On the other end are employers who are seeing acute labor shortages. “They’re offering training programs now,” Ms. Swonk said. “They’re complaining about it. But that’s what tight labor markets do. It forces you to invest more to work with less.”
Bigger paychecks are something that most Americans are particularly eager to see, after years of stagnant wage growth. The Fed, too, has been waiting for an increase, but it is also wary of wages rising too fast. Its members want to head off incipient inflation without putting the brakes on hiring, especially because the benefits of the eight-year-old recovery have been so unevenly distributed.
Balancing those two goals is tricky.
Lauren Griffin, senior vice president at Adecco Staffing USA, said the scarcity of qualified workers had compelled employers to raise wages, strengthen benefits and improve amenities at the office. “We’ve got people in orientation classes,” Ms. Griffin said, “and they get up and leave because they’re contacted about another job that might be more money.”
At the same time, a broader measure of unemployment — which includes the millions of Americans who have given up looking for work or who are working part time but would prefer full-time jobs — dropped to 9.2 percent last month but is still high given how tight the labor market looks otherwise.

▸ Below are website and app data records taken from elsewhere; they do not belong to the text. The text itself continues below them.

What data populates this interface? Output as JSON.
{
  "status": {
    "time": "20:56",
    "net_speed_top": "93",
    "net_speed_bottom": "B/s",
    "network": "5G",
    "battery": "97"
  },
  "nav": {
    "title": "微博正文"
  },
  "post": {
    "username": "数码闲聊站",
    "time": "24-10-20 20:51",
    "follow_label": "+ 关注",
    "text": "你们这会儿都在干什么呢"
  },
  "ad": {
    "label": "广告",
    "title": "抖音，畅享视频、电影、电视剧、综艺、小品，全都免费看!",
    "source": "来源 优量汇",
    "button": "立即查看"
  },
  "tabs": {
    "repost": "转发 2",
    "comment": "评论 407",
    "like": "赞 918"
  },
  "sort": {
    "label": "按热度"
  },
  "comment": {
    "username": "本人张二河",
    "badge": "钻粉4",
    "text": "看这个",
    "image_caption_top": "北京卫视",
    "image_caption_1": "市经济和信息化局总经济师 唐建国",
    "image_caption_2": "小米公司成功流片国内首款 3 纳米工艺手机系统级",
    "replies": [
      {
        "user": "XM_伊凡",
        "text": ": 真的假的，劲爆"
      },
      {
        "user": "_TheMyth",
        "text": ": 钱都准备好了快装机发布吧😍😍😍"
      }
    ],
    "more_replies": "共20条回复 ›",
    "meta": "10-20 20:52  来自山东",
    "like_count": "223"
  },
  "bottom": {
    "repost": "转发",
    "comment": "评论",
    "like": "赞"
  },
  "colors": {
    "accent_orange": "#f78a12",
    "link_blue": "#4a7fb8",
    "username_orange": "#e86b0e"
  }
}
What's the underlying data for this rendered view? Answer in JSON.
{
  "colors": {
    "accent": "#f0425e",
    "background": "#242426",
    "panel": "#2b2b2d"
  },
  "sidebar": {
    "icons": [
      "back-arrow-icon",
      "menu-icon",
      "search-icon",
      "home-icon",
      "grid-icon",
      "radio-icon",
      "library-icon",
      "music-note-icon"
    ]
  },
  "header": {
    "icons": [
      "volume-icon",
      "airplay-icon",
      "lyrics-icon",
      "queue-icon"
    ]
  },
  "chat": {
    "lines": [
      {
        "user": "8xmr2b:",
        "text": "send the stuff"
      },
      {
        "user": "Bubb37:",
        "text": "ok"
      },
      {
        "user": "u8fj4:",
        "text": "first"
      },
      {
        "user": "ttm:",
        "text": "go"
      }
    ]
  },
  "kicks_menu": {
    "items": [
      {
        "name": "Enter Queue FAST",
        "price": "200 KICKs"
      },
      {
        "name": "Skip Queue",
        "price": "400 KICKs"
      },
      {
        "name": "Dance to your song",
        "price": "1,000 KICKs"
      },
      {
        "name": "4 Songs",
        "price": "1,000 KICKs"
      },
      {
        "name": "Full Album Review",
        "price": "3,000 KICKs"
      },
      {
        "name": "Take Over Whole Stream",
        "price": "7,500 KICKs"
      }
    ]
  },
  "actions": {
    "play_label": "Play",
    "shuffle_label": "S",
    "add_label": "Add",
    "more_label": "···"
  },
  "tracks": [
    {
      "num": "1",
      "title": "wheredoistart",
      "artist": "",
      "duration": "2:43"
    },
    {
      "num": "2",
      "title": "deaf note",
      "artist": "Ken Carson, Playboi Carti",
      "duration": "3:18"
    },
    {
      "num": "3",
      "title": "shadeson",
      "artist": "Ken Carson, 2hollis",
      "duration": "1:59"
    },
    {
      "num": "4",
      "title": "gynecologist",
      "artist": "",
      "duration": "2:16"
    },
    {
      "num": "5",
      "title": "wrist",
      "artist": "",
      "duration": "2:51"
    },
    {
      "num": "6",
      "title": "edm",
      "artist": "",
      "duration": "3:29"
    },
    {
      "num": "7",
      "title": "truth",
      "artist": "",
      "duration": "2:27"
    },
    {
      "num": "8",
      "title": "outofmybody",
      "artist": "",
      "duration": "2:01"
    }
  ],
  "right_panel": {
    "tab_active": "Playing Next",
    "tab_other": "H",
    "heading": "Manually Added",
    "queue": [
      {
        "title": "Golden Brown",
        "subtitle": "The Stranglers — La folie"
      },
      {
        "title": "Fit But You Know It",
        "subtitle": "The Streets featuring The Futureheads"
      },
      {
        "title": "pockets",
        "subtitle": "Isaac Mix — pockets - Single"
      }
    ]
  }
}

Cautioning the Fed against moving too quickly with a rate increase, Elise Gould, an economist at the left-leaning Economic Policy Institute, noted that, “Workers throughout the economy, including young workers, workers of color, and low-wage workers, need a chance to make up lost ground on wage growth.”
Many Americans who live outside urban centers also have been excluded from most of the rewards of the recovery.
Large metropolitan counties have had more than twice the annual wage growth of nonmetropolitan areas, according to the latest figures from the Bureau of Labor Statistics.
“Higher-wage jobs might be following educated, young workers, who are increasingly living in dense, urban neighborhoods as other demographic groups move to the suburbs,” said Jed Kolko, chief economist at Indeed, a job-search site. “Broader economic shifts also favor big cities: The occupations projected to grow tend to be more urban, while shrinking sectors like manufacturing and farming tend to be located outside large metros.”
That is disappointing for people with longstanding ties to smaller, more rural communities. “A lot of this has to do with mobility,” said Steven W. Rick, chief economist at CUNA Mutual Group, an insurance company. “People are going to have to move where the jobs are and not expect the jobs to come where they are.”
Although the Trump administration has had little time to make any substantial policy changes, the expectation of a reduction in taxes and regulations and the possibility of vast infrastructure spending have created optimism among employers and blue-collar workers.
Mr. Trump has promised to expand the economy by 4 percent a year, create 25 million jobs in the next decade, revive manufacturing and reduce the trade deficit.
Achieving all that would be difficult in the best of circumstances, let alone with the potential headwinds facing the White House. Dissension among Republicans and the unpredictability of Mr. Trump’s course in several policy areas could dampen job growth.
The future of the Affordable Care Act and a possible replacement is making hospitals and community health centers cautious about adding workers. A strong dollar and a potential backlash against the White House’s travel ban could slow tourism and hiring in the sector. And Mr. Trump’s across-the-board hiring freeze on federal government jobs, combined with declines at the state level, will probably reduce the total number of public sector employees.
Certainly the snapshot of February’s labor market is good. The question is, if the economy does slow, whether Mr. Trump will accept the legitimacy of weak reports as enthusiastically as he does good ones.
Mr. Spicer suggested the president would. “Numbers are going to go up and down,” he said. “We recognize that.”